by Anita Lettink
The expectation of employees is that they will have an IT user experience that is equal to the one they enjoy at home.
Always on, easy to access, quick to view, simple to action and fast to resolve. Therefore, to recruit, grow and retain the best talent, businesses will have offer the best experience.
At first read, this likely sounds an impossible task. High cost, complex change, the list goes on.
In actuality, “employee experience” has multiple translations
It can be as simple as the structure of the working week, the office environment, flexible terms of employment, the ability to work in multiple locations, increased benefits over basic salary – and this will not remain static. As people’s lives evolve, so too do their requirements for work.
Ultimately, we’re all looking for flexibility, we’re looking for engagement with our bosses, and we want the IT and services access control we expect at home, at work.
The simplest way to deliver this flexibility is to move core HR applications and processes into the cloud.
This migration to new technologies not only provides a better employee experience, it presents a more aligned workforce and clearer processes for employees and managers. These unified processes create “big data” and just as importantly, “small data”.
This data, when analysed, presents pure business intelligence gold. Applied at the core of business decision, this intelligence is used to drive workforce costs savings and performance increases.
Only by analyzing the data from HR, payroll and finance can answer questions such as;
- Are we getting return on salaries paid?
- Is the workforce working efficiently?
- Could we benefit from centralizing local roles?
- Could we localize global roles?
- Would part-time or contingent workers be more cost-effective?
- Are customers getting the service they are paying for from charged out employees?
In summary, the need for workforce intelligence is driving many of the HR technology trends for 2017.
High on the agenda for businesses, irrespective of organization type, size or location will be;
- One source of data — joined up data processes across all business areas — one true source of data to feed into and out of HRIS system
- Return on employee investment — payroll is no longer an operation. It’s a critical business function presenting total direct and indirect cost of employees

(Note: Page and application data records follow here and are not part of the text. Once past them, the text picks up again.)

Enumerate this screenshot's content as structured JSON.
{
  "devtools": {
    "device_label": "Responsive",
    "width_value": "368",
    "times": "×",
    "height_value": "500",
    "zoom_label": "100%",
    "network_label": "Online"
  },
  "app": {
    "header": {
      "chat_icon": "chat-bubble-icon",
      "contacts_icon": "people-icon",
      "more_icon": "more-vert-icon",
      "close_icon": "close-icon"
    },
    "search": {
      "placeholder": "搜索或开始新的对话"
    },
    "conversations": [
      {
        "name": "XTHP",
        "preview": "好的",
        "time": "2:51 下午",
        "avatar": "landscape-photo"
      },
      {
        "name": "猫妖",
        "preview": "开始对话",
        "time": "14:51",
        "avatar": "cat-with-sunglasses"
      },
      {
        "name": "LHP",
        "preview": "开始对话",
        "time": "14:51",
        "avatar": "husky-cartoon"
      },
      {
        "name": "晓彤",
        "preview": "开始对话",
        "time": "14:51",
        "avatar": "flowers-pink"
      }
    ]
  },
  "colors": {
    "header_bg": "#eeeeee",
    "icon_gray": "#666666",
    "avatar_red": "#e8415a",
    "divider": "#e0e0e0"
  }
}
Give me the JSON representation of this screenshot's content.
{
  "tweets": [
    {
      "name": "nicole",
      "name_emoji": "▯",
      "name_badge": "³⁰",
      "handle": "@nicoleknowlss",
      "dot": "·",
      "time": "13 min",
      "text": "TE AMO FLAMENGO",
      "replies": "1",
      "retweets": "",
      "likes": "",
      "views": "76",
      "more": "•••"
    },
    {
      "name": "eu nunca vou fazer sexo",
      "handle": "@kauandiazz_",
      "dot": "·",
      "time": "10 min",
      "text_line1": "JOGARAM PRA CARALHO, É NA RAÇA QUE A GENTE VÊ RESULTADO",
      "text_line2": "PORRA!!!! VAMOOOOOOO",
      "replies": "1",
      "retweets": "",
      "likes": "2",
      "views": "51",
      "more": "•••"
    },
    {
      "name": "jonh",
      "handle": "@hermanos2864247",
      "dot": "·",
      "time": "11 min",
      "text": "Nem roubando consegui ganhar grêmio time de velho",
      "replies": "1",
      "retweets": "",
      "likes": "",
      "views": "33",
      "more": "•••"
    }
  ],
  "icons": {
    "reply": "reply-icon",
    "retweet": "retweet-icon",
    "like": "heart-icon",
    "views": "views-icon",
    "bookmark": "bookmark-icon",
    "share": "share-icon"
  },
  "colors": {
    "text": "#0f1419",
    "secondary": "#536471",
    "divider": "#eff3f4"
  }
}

- Standardized global payroll system — fully compliant with HR and payroll regulations in all operational countries
- Talent mobility — agile systems making it easy to migrate employees across locations for payment purposes
- Payroll-as-a-Service — risk-free migration to payroll in the Cloud
- Flexible, single vendor management — best technologies delivered, managed and invoiced by single point of contract
- Rewards and compensation — of increasing importance, ahead of basic salary, for employees
- Cloud technology — allows organizations to transform and release systems very quickly on a flexible pricing model
- Automation — replacing routine processes data and admin processes to cut time and costs and redistribute skills
- Analytics — the cloud makes it easy to deploy, consume and analyze data and to use this I dialogue between HR and finance